Every British company with a stock market quotation is suffering an acute tension between two conflicting aims. There is the demand from the stock market to deliver ever higher financial returns to shareholders with all that implies in terms of cost minimisation, flexible working patterns and multi-tasking. And there is the recognition that successful trading requires a satisfied workforce, a reputation for being a decent employer and delivering in terms of quality.
The argument has been that no such tension should exist, what is good for the business must be good for the share price, and attempts to require companies to be good corporate citizens is a contradiction in terms if it might endanger short-term profitability. Capitalism is essentially win/win, and if there are hard edges, so be it. But the tension does exist. Companies need to sustain their reputation, but consumers and workers are tougher in their judgements about businesses as employers and producers than they used to be.
The growth of litigation over employment rights going to Acas is one indication of the new mood. Others are the growth of the NGO movement, the ability of consumer groups to mount successful campaigns such as that over car pricing, and the various committees over the 1990s - Hampel, Cadbury, Greenbury, Turnbull - that have wrestled with corporate governance. Another is the growth of the ethical investment movement, with university and local authority superannuation funds indicating they will be much tougher over whether the companies in which they invest behave ethically and socially responsibly.
From a myriad of quarters the same message is being sent. Companies need to be just and decent if they are to win loyal workers and consumers.
Yet the pressures on boards to behave differently are no less intense. There is the ever-present threat of takeover. There is the need to demonstrate to an investment community fixated by hi-tech companies that your business can deliver rapid profits growth. The question should be how the organisation and employee can construct a relationship in which they serve each other. Instead too frequently it is how work can be organised to serve the task of immediate profit maximisation.
Those in human resources and personnel are in the front line of this tension.

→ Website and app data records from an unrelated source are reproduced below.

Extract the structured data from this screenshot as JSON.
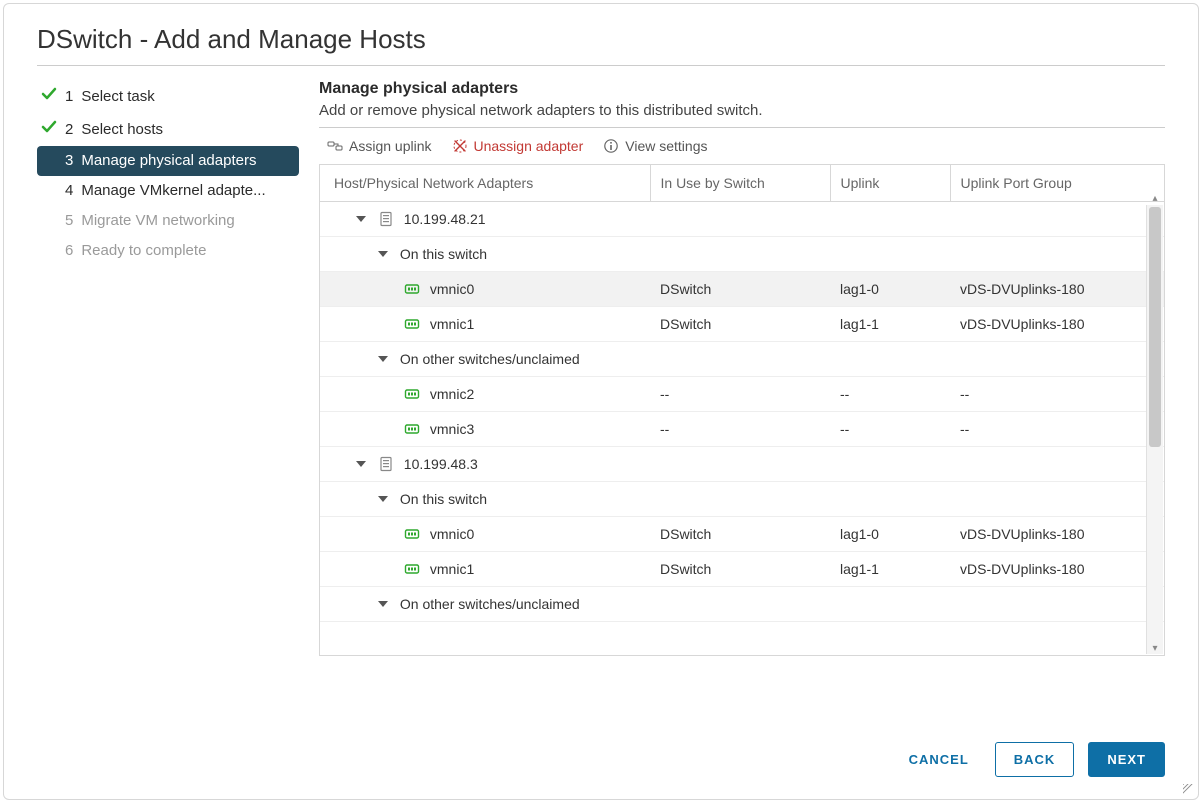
{
  "dialog": {
    "title": "DSwitch - Add and Manage Hosts"
  },
  "wizard": {
    "steps": [
      {
        "index": "1",
        "label": "Select task"
      },
      {
        "index": "2",
        "label": "Select hosts"
      },
      {
        "index": "3",
        "label": "Manage physical adapters"
      },
      {
        "index": "4",
        "label": "Manage VMkernel adapte..."
      },
      {
        "index": "5",
        "label": "Migrate VM networking"
      },
      {
        "index": "6",
        "label": "Ready to complete"
      }
    ]
  },
  "main": {
    "heading": "Manage physical adapters",
    "subtitle": "Add or remove physical network adapters to this distributed switch.",
    "toolbar": {
      "assign": "Assign uplink",
      "unassign": "Unassign adapter",
      "view": "View settings"
    },
    "columns": {
      "c0": "Host/Physical Network Adapters",
      "c1": "In Use by Switch",
      "c2": "Uplink",
      "c3": "Uplink Port Group"
    },
    "groups": {
      "on_this_switch": "On this switch",
      "on_other": "On other switches/unclaimed"
    },
    "hosts": [
      {
        "ip": "10.199.48.21",
        "on_switch": [
          {
            "name": "vmnic0",
            "sw": "DSwitch",
            "uplink": "lag1-0",
            "pg": "vDS-DVUplinks-180"
          },
          {
            "name": "vmnic1",
            "sw": "DSwitch",
            "uplink": "lag1-1",
            "pg": "vDS-DVUplinks-180"
          }
        ],
        "other": [
          {
            "name": "vmnic2",
            "sw": "--",
            "uplink": "--",
            "pg": "--"
          },
          {
            "name": "vmnic3",
            "sw": "--",
            "uplink": "--",
            "pg": "--"
          }
        ]
      },
      {
        "ip": "10.199.48.3",
        "on_switch": [
          {
            "name": "vmnic0",
            "sw": "DSwitch",
            "uplink": "lag1-0",
            "pg": "vDS-DVUplinks-180"
          },
          {
            "name": "vmnic1",
            "sw": "DSwitch",
            "uplink": "lag1-1",
            "pg": "vDS-DVUplinks-180"
          }
        ],
        "other": []
      }
    ]
  },
  "footer": {
    "cancel": "CANCEL",
    "back": "BACK",
    "next": "NEXT"
  }
}
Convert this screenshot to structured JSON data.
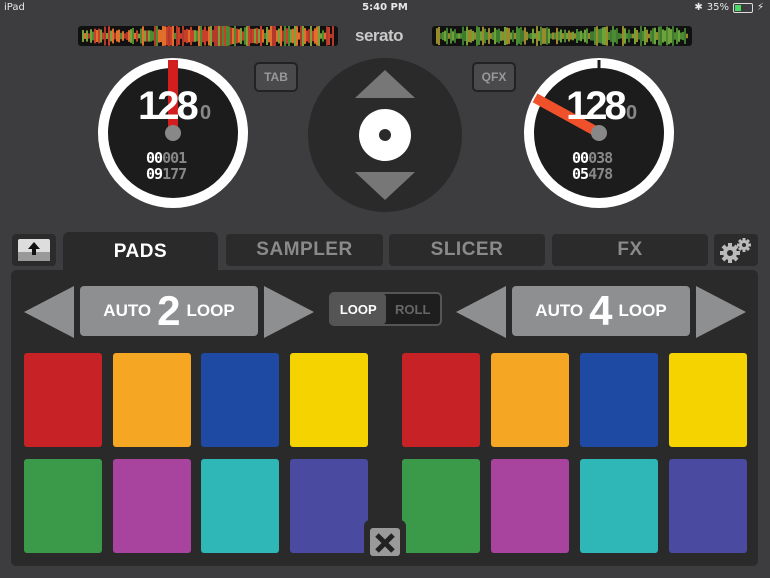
{
  "status_bar": {
    "device": "iPad",
    "time": "5:40 PM",
    "battery": "35%"
  },
  "app": {
    "logo": "serato"
  },
  "deck_left": {
    "bpm": "128",
    "bpm_fraction": "0",
    "elapsed_white": "00",
    "elapsed_gray": "001",
    "remaining_white": "09",
    "remaining_gray": "177"
  },
  "deck_right": {
    "bpm": "128",
    "bpm_fraction": "0",
    "elapsed_white": "00",
    "elapsed_gray": "038",
    "remaining_white": "05",
    "remaining_gray": "478"
  },
  "buttons": {
    "tab": "TAB",
    "qfx": "QFX"
  },
  "tabs": [
    {
      "label": "PADS"
    },
    {
      "label": "SAMPLER"
    },
    {
      "label": "SLICER"
    },
    {
      "label": "FX"
    }
  ],
  "loop_left": {
    "prefix": "AUTO",
    "value": "2",
    "suffix": "LOOP"
  },
  "loop_right": {
    "prefix": "AUTO",
    "value": "4",
    "suffix": "LOOP"
  },
  "loop_toggle": {
    "loop": "LOOP",
    "roll": "ROLL"
  },
  "colors": {
    "pads_left": [
      "#c72326",
      "#f5a623",
      "#1f4aa3",
      "#f5d300",
      "#3a9a4a",
      "#a8449e",
      "#2fb7b7",
      "#4a4aa0"
    ],
    "pads_right": [
      "#c72326",
      "#f5a623",
      "#1f4aa3",
      "#f5d300",
      "#3a9a4a",
      "#a8449e",
      "#2fb7b7",
      "#4a4aa0"
    ],
    "needle_left": "#d21e1e",
    "needle_right": "#f0502a",
    "battery_fill": "#4cd964"
  },
  "deck_left_needle_fraction": 0.0,
  "deck_right_needle_fraction": 0.83
}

They live it daily. One of the difficulties is too few HR directors are part of board room and director-level decision-maki